Will I have to pay back financial aid if I withdraw?
If you’re receiving financial aid grants or loans, you must begin attendance in classes. … Federal regulations require you to repay a portion of financial aid funds if you withdraw from all classes before satisfying the 60 percent completion rule for the enrollment term.
Will I lose financial aid if I withdraw?
If your school determines that your withdrawal from a class changes your student status, or impedes your Satisfactory Academic Progress (SAP), they may reduce your financial aid for the current session or disqualify you from aid in the future.
When should you take a semester off?
Reasons to Take a Semester Off
- Financial: It’s true, college is expensive, especially traditional on-campus options. …
- Reset: University can be stressful. …
- Work or Business Idea: …
- Losing Interest: …
- Personal/Family Crisis or Commitment: …
- Health Issues: …
- Unsure of Your Major: …
- Want to Transfer:
How do I take a semester off?
What To Do If You Want To Take A Semester Off
- Talk to a school official. …
- Talk to the financial aid office. …
- Have a plan, but don’t push yourself too far. …
- Decide if you want to return to your current school or transfer to a new one. …
- If you have the time and the ability, get a job. …
- Figure out your return plan.
Can you take a break from college and come back?
Yes, it’s a thing! Just like taking time off before starting school, you can mostly definitely take a semester or year off during college, too. … A gap year during college is alllll about pushing yourself, your comfort zone, and your limits.
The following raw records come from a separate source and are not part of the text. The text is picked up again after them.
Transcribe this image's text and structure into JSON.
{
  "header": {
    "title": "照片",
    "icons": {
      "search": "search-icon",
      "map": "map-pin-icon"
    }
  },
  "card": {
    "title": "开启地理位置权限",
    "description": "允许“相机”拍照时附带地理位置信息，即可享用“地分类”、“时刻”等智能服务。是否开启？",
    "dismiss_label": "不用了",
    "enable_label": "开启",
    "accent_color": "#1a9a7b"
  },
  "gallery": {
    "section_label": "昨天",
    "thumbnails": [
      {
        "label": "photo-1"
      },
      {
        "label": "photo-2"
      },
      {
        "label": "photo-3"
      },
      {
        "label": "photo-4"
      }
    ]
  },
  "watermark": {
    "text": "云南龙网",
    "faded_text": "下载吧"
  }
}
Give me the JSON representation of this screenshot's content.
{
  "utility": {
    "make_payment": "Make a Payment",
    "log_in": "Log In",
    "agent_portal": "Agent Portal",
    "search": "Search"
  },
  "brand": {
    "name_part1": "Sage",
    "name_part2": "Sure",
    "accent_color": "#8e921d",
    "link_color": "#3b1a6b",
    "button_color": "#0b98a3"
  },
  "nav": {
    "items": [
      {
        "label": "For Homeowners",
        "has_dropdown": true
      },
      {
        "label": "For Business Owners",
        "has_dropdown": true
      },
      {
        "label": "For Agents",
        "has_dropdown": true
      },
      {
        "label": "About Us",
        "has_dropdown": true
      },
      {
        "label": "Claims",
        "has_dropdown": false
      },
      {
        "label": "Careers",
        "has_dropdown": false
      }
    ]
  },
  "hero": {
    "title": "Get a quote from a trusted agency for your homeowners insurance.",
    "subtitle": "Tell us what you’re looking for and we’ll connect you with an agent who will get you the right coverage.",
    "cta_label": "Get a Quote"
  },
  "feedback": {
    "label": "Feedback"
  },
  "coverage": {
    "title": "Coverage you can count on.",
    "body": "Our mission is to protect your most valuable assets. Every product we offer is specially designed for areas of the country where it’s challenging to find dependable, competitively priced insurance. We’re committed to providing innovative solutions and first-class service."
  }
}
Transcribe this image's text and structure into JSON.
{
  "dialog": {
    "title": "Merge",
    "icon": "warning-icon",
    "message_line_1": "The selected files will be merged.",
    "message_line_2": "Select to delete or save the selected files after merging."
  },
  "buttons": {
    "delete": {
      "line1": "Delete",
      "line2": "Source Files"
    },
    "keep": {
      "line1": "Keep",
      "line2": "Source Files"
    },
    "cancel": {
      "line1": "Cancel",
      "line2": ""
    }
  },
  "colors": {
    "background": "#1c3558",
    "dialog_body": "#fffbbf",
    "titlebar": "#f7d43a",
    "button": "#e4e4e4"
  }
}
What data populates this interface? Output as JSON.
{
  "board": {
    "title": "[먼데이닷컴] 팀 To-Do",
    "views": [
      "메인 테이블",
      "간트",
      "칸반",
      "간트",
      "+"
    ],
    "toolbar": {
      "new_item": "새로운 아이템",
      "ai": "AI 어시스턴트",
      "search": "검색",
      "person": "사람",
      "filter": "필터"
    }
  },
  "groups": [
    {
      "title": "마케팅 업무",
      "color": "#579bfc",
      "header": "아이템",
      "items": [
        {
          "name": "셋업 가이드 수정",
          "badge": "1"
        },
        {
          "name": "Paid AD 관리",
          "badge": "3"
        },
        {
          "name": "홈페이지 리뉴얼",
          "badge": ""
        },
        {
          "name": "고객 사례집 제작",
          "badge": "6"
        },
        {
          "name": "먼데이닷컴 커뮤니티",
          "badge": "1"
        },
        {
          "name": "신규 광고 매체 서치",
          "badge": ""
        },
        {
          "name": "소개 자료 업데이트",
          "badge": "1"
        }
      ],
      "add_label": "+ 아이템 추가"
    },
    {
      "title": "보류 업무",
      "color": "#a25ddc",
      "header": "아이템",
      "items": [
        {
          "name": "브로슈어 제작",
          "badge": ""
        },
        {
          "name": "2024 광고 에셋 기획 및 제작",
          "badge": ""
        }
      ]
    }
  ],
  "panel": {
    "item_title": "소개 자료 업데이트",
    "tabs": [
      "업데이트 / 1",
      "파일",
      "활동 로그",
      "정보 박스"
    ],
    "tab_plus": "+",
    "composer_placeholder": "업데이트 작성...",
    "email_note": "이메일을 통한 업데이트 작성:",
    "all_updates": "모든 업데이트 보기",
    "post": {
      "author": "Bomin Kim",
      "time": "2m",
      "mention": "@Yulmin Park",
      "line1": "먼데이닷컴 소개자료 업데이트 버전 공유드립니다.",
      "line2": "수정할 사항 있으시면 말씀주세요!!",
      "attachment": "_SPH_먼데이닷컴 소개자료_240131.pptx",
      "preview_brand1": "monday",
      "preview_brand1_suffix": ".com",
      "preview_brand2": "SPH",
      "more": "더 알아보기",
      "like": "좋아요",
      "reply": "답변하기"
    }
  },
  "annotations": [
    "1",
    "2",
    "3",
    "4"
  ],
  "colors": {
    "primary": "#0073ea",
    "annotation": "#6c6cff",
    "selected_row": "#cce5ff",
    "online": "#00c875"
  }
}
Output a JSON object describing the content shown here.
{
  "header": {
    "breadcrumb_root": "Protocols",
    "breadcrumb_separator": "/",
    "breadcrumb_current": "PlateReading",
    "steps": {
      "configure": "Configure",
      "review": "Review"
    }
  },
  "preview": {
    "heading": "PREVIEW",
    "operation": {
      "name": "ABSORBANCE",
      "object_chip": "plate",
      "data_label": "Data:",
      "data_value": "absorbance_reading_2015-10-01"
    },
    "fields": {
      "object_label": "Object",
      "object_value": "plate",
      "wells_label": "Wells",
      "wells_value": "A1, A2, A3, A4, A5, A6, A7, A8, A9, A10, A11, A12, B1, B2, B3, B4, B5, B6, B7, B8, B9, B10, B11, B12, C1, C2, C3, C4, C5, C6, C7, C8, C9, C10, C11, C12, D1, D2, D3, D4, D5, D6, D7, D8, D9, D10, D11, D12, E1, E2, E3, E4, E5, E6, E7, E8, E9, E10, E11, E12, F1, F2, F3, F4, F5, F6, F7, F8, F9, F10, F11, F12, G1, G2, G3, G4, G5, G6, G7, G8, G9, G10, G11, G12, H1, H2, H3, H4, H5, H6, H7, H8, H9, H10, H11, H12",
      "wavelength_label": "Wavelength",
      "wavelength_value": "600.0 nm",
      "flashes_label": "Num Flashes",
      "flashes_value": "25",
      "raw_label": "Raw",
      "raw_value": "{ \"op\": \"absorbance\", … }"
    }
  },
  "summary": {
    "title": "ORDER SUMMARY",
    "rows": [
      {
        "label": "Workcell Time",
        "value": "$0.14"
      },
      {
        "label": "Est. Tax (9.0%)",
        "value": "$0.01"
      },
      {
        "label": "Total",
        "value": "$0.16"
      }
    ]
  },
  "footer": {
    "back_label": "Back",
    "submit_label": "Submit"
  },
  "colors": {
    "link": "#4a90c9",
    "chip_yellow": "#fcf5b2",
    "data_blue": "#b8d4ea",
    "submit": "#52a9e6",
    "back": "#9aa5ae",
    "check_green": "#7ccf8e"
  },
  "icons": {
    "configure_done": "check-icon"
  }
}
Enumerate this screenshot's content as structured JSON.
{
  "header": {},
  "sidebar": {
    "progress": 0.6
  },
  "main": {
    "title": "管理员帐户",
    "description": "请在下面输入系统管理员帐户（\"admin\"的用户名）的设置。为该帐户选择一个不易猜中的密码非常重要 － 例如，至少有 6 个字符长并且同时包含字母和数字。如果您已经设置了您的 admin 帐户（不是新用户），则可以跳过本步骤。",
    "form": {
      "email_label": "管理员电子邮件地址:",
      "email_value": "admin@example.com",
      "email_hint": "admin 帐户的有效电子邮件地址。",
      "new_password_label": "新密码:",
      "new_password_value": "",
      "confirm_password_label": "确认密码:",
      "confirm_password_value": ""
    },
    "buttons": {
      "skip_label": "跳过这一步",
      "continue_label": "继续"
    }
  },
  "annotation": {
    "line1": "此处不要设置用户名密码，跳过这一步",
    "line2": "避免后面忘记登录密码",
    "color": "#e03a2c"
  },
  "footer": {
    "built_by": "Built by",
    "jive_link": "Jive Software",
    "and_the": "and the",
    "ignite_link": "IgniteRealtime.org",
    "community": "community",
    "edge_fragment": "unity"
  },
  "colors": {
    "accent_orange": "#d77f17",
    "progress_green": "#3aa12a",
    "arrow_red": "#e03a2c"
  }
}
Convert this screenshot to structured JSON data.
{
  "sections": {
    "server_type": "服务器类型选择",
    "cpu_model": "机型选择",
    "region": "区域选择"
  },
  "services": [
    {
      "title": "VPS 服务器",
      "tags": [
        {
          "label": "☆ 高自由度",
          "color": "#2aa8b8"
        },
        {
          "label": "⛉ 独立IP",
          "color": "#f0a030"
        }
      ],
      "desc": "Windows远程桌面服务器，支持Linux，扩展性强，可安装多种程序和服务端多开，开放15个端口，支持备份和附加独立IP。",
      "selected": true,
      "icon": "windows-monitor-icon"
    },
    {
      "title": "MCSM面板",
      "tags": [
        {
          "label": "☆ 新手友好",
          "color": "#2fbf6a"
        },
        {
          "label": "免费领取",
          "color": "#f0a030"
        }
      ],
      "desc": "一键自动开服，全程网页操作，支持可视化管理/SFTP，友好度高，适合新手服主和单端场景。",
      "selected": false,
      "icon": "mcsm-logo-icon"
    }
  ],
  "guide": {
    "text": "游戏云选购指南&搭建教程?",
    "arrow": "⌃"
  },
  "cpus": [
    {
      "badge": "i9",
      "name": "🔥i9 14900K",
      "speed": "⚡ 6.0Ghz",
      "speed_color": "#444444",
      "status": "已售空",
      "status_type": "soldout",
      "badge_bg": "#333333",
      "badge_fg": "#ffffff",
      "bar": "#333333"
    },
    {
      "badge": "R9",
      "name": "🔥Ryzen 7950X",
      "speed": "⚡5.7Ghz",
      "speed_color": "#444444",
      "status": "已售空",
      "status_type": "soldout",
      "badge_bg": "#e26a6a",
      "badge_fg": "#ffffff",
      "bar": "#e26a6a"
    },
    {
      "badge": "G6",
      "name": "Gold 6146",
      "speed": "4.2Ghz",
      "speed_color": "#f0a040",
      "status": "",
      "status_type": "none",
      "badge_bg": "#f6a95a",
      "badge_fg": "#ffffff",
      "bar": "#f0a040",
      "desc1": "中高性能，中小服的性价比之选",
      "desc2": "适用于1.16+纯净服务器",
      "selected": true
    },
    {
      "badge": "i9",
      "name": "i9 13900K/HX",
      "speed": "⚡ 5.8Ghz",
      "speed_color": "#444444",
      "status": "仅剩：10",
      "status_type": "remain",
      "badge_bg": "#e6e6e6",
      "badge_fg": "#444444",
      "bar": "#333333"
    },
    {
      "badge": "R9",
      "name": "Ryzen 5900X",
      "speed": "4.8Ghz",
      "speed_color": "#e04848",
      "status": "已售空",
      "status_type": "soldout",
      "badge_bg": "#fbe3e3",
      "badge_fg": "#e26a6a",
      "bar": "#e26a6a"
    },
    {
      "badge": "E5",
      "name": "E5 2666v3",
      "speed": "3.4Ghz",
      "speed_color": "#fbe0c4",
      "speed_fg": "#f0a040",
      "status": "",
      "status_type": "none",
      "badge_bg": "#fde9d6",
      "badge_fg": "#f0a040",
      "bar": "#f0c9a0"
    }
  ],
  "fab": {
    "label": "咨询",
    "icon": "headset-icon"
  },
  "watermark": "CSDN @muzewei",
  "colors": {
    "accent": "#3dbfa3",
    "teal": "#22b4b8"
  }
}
Are W’s bad on a transcript?
The “W” has no effect on the student’s GPA (Grade Point Average). Each college has its own deadline for withdrawing from a class. … Your student, and you, may worry that a “W” will not look very good on a transcript. Generally, withdrawing from a class once or twice throughout a college career is not a problem.
Do withdrawals look bad?
Withdrawing will only look bad for medical school if there is a suspicious pattern, such as repeatedly withdrawing and then taking the classes at community college instead. Otherwise, having a few withdrawals does not look bad.
Does retaking classes look bad on transcripts?
Retaking a course may raise your student’s GPA (grade point average). … The earlier, lower grade will remain on the transcript, but will not be included in the GPA. Some schools, however, average the two grades and include the averaged grade in the GPA.
Can’t go back to school because I owe money?
If your student loans are in default, you won’t be able to go back to school right away. … You might even be able to obtain new federally-backed student loans to cover your tuition costs. If you still owe money on your student loans but haven’t yet defaulted, you may return to school at any time.
How much financial aid do I have left?
Go to FAFSA.gov and log in. View your SAR by selecting “view” or print to see what your financial aid award amount is, your Pell Grant eligibility, and what you are eligible to receive for that award year.
Can unpaid tuition hurt your credit?
Colleges don’t report tuition payments to the credit bureaus, so late tuition payments don’t show up on your credit report or factor into your credit score. … If your unpaid tuition goes into collections, that collection account can appear on your credit report and lower your credit score.